> [Task statement]: Could you find each line of the data below that contains the word "title" and copy those lines?
-------- Given records
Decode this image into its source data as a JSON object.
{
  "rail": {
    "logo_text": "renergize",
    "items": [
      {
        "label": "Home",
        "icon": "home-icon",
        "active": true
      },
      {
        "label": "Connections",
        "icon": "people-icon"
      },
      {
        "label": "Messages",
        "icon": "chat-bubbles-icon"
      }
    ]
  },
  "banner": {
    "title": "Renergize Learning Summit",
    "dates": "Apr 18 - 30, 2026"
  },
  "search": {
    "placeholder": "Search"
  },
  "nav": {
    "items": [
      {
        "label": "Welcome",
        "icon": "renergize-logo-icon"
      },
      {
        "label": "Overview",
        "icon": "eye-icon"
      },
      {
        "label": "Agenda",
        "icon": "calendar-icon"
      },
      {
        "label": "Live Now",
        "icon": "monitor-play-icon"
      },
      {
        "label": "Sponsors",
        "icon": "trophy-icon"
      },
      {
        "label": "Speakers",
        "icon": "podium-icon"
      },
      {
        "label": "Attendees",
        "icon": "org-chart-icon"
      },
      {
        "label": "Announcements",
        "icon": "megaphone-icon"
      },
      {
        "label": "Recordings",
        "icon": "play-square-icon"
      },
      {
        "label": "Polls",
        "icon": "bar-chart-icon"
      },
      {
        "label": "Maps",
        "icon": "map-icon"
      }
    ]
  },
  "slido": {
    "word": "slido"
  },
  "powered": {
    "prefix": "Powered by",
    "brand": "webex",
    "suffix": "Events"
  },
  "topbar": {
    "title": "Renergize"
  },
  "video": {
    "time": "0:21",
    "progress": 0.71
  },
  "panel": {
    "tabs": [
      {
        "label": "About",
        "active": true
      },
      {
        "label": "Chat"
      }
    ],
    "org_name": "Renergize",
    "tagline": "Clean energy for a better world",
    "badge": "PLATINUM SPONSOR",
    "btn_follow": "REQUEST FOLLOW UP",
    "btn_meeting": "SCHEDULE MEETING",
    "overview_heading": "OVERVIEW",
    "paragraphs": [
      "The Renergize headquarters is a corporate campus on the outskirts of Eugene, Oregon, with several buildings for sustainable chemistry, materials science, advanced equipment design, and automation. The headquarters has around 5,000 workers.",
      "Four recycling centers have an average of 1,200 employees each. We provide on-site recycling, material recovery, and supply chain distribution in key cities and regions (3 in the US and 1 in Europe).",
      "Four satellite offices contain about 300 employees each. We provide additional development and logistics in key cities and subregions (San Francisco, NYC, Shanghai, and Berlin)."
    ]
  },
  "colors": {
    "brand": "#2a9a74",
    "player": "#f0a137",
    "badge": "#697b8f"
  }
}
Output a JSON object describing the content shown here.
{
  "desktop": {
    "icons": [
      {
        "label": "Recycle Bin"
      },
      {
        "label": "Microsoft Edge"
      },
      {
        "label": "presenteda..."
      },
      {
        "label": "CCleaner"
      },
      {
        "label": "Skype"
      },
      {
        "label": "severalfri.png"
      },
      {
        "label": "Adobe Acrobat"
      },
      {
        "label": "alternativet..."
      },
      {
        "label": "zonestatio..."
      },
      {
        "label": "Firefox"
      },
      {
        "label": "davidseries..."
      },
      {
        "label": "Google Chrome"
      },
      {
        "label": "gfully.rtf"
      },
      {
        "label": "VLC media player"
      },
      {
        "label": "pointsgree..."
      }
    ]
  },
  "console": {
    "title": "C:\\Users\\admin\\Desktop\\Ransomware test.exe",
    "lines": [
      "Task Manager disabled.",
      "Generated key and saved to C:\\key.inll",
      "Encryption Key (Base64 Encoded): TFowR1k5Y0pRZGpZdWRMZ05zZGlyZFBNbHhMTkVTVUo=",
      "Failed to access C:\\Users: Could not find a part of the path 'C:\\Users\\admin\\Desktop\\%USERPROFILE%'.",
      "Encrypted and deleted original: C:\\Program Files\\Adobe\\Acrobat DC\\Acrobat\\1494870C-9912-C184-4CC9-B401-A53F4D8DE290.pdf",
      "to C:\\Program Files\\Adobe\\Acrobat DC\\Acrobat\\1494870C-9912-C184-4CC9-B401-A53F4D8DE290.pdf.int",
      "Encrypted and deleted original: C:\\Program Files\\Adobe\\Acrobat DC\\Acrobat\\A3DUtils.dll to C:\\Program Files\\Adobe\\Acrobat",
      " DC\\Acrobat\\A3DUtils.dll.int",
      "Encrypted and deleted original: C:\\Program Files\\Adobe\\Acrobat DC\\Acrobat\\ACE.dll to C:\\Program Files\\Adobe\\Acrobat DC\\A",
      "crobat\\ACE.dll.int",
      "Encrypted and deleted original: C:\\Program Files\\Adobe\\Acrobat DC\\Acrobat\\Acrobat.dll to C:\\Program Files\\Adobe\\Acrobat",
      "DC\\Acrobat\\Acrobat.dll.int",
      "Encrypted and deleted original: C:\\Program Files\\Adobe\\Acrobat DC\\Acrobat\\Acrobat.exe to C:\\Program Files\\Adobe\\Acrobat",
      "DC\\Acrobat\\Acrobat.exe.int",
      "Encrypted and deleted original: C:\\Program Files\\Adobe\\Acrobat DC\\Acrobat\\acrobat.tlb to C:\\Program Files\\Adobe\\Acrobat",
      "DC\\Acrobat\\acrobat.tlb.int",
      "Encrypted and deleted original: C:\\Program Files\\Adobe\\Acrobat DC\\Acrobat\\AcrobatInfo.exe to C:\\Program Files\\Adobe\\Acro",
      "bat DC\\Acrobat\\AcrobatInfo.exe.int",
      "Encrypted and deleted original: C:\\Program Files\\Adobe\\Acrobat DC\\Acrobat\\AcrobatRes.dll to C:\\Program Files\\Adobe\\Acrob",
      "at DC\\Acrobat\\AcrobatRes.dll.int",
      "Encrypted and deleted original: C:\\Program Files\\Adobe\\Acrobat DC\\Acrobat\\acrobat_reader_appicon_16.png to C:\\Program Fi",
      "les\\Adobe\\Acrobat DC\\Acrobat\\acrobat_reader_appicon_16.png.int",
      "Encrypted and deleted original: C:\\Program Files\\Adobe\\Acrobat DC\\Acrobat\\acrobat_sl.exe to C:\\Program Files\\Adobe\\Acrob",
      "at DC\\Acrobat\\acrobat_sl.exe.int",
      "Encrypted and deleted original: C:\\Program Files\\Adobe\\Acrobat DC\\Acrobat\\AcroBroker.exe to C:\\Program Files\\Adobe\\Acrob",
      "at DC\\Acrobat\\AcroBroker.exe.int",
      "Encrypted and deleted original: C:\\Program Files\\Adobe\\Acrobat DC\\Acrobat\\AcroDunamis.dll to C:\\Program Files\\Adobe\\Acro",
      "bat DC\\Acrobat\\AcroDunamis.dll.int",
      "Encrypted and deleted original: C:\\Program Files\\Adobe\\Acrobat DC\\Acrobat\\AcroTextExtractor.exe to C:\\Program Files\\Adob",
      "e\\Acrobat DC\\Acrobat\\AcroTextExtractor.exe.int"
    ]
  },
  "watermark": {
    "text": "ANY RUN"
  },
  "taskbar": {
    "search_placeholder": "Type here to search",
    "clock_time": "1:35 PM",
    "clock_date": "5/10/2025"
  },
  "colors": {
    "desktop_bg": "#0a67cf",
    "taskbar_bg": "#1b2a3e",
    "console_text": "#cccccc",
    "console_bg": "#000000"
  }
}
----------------
> [Task output]:
    "title": "Renergize Learning Summit",
    "title": "Renergize"
    "title": "C:\\Users\\admin\\Desktop\\Ransomware test.exe",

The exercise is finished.